This sort of thing is almost enough to make you feel for the COIN clique. Barack Obama fancies himself a foreign-policy thinker, and his national-security staff no doubt think highly of their strategic vision and would like to advance the idea that Democratic administrations make better foreign-policy decisions than Republican administrations. But when Obama and his administration come out in March and say “yes, we’d like a counterinsurgency campaign in Afghanistan,” and then send McChrystal over to do an assessment of what a COIN mission would need in terms of resources, it’s just absurd for them flutter six months later that “well, we didn’t know what we were getting into!  They didn’t tell us it was going to be long and hard and costly!”

We’ve been having a discussion on counterinsurgency – indeed we’ve been doing counterinsurgency – for the last few years.  There are lots of us who think that COIN in Afghanistan is a fool’s errand. My view is that COIN more generally is an intellectually insular doctrine purveyed by a cadre of scholar-practitioners who’ve either situated the doctrine in an absurd strategic context [.pdf] or else failed even to attempt to situate the approach inside any larger strategy.

But to be fair to them, they’ve been pretty candid about how hard counterinsurgency is. It’s just ridiculous for the administration to protest that they didn’t know it was going to be so expensive. The policy outcome the Obama administration produced was simply to throw more resources at the problem without bothering to think carefully about the connections between strategy, doctrine, and resources. Not encouraging.

Exiting the Afghan Quagmire

Maleeha Lodhi, Pakistan’s former ambassador to Washington, and Anatol Lieven, a professor at King’s College London, discuss in the Financial Times how we can exit the Afghan quagmire:
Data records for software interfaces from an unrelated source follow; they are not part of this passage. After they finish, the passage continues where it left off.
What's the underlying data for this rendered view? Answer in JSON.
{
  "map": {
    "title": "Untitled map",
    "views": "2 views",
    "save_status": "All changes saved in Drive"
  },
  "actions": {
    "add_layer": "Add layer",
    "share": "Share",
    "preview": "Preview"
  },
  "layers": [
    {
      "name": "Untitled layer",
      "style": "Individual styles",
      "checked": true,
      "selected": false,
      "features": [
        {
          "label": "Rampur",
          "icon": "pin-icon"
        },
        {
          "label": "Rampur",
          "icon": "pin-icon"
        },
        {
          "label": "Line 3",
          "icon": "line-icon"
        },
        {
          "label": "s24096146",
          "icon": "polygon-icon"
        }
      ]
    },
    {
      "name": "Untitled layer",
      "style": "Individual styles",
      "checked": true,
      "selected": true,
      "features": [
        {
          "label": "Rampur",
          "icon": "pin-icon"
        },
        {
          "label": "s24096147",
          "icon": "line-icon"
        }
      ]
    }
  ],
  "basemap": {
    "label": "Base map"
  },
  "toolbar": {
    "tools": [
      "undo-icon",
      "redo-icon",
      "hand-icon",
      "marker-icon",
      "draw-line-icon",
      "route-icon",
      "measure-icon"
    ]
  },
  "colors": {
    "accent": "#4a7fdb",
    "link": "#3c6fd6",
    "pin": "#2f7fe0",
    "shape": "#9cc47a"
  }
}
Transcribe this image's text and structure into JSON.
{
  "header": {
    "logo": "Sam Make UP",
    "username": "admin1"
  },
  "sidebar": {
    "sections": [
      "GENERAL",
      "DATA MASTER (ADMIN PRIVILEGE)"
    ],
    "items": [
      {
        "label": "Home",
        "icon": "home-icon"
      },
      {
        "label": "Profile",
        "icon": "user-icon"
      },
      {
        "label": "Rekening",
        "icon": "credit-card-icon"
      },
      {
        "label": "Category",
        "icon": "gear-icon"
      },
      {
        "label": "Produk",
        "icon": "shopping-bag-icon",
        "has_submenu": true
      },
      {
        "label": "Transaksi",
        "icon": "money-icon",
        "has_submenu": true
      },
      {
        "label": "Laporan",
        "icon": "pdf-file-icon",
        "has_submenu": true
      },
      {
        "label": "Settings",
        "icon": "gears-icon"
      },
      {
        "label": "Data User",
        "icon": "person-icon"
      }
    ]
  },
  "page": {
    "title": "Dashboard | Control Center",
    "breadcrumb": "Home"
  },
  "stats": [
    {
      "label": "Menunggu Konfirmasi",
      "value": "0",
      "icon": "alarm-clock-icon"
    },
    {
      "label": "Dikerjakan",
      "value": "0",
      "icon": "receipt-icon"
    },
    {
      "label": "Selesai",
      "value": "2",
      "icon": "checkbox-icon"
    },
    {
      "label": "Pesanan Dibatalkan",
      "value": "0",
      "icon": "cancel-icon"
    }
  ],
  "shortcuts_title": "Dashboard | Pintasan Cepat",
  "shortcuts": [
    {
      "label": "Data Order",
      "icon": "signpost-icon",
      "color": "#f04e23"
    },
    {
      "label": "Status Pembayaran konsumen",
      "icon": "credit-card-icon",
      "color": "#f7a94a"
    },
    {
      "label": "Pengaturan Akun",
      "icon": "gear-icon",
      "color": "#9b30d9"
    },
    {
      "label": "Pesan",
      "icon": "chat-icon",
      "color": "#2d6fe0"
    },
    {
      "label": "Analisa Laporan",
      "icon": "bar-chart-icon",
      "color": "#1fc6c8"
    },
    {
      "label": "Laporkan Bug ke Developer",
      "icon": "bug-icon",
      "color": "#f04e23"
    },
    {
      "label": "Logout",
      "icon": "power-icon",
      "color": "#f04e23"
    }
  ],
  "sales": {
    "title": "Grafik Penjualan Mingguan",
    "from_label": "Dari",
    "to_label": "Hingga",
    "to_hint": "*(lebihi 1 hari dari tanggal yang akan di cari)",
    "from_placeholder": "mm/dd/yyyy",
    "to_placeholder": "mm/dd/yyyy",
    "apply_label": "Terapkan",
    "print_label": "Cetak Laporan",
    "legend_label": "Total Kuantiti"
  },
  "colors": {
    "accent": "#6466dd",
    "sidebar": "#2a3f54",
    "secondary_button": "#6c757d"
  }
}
The west should therefore pursue a political solution, open negotiations with the Taliban and offer a timetable for a phased withdrawal in return for a ceasefire. This should begin with the military pulling out of specific areas in return for Taliban guarantees not to attack western bases and Afghan authorities in those areas. If the Taliban refuses such terms, then military pressure should continue. The point should not be to eliminate the Taliban – which is impossible – but to persuade it to agree to a deal.

Lodhi and Lieven’s argument echoes one that David Axe, Jason Reich, and I made yesterday on ForeignPolicy.com.

… regime change, and democracy, are not necessary for counterterrorism. Propping up President Hamid Karzai’s Western-style government in Kabul does not make operations against al Qaeda any easier or more successful. If anything, it distracts from the conceptually simpler task of finding and killing terrorists. Without U.S. and NATO protection, Karzai’s regime would, sooner or later, probably fall to the Taliban. But U.S. observers should not equate that eventuality with “losing” the war. The war is against terrorists, not Islamist governments. The United States should be prepared to make peace, and amends, with a resurgent Taliban – and to encourage the group to excise its more extreme elements.

I admit talking to the Taliban sounds weird and scary. But my contention is that there is no shortage of Pashtun militants willing to fight against what they perceive to be a foreign occupation of their region. Certainly the Taliban does not enjoy support among the majority of Pashtuns—as Lodhi and Lieven point out—but neither did the IRA in Northern Ireland or the FLN in Algeria. The point is not exclusively about popularity (although that’s a critical component, along with local legitimacy), but the fact that these indigenous groups are willing to fight the United States and NATO indefinitely. Indeed, it is the western military presence that is driving support for the Taliban both in Afghanistan and in Pakistan.

Moreover, the notion that we must protect Pakistan from the Taliban is ludicrous. Pakistan’s intelligence service helped create the Taliban and they continue to protect the Afghan Taliban to keep India at bay. From this point of view, deploying more troops would be irrelevant to the fight against al Qaeda and counterproductive in our attempts to pacify the region. For more on what we should do, check this out.